President Barack Obama has announced a federal partnership among government agencies, law enforcement and the private sector to improve coordination of homeland security challenges.
The president’s order sets forth a framework for a homeland security partnership to “enhance our ability to address homeland security priorities, from responding to natural disasters to preventing terrorism, by utilizing diverse perspectives, skills, tools, and resources.”
“We must tap the ingenuity outside government through strategic partnerships with the private sector, nongovernmental organizations, foundations, and community-based organizations,” the president said. The order establishes the White House Homeland Security Partnership Council and Steering Committee with representatives from federal, state, and local agencies.
The steering committee will consist of representatives from nineteen federal agencies, including the Justice Department, State Department, and Homeland Security. The committee will establish a nomination process and criteria to put representatives on the Partnership Council.

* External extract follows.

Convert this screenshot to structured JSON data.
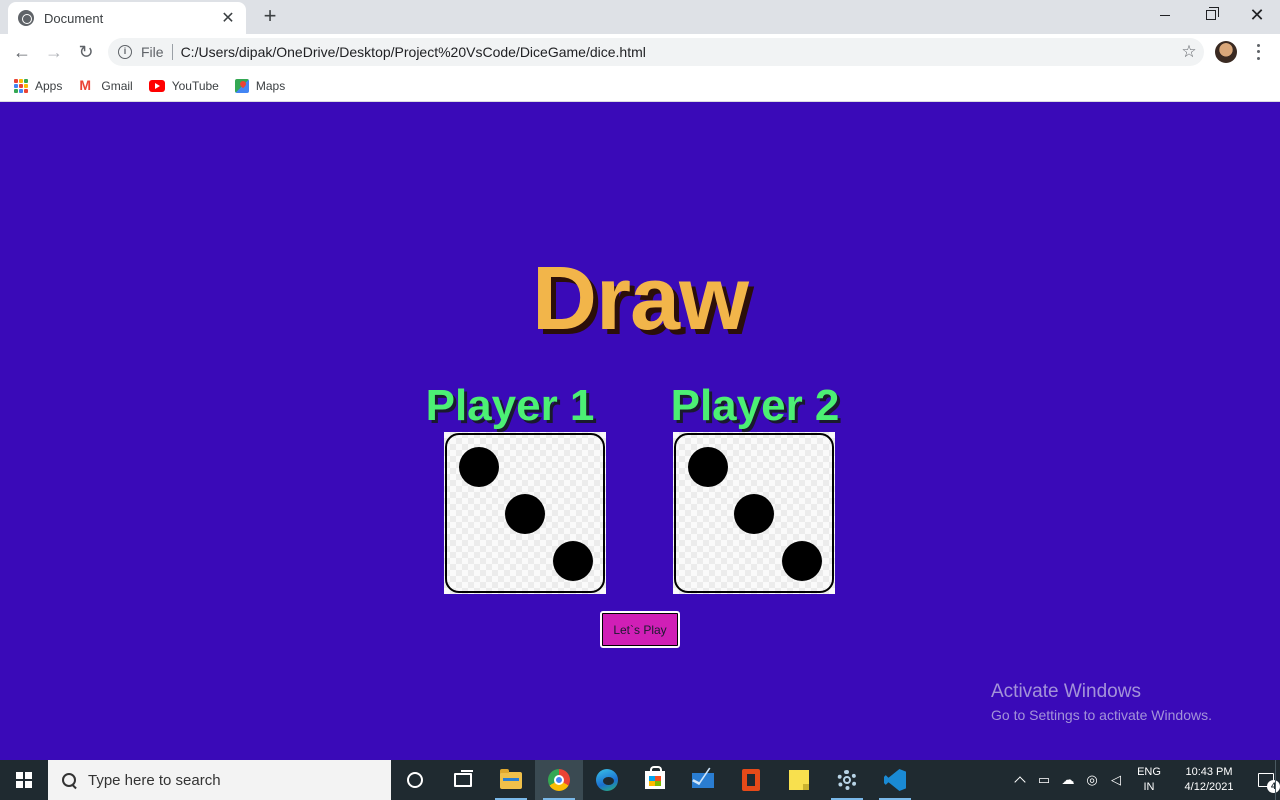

With the exception of the Office of the Director of National Intelligence, each agency on the steering committee may have a representative on the council. Obama’s order also allows for the council to establish sub-groups made up exclusively of other council members. The council will be chaired by the Assistant to the President for Homeland Security and Counterterrorism, currently John Brennan.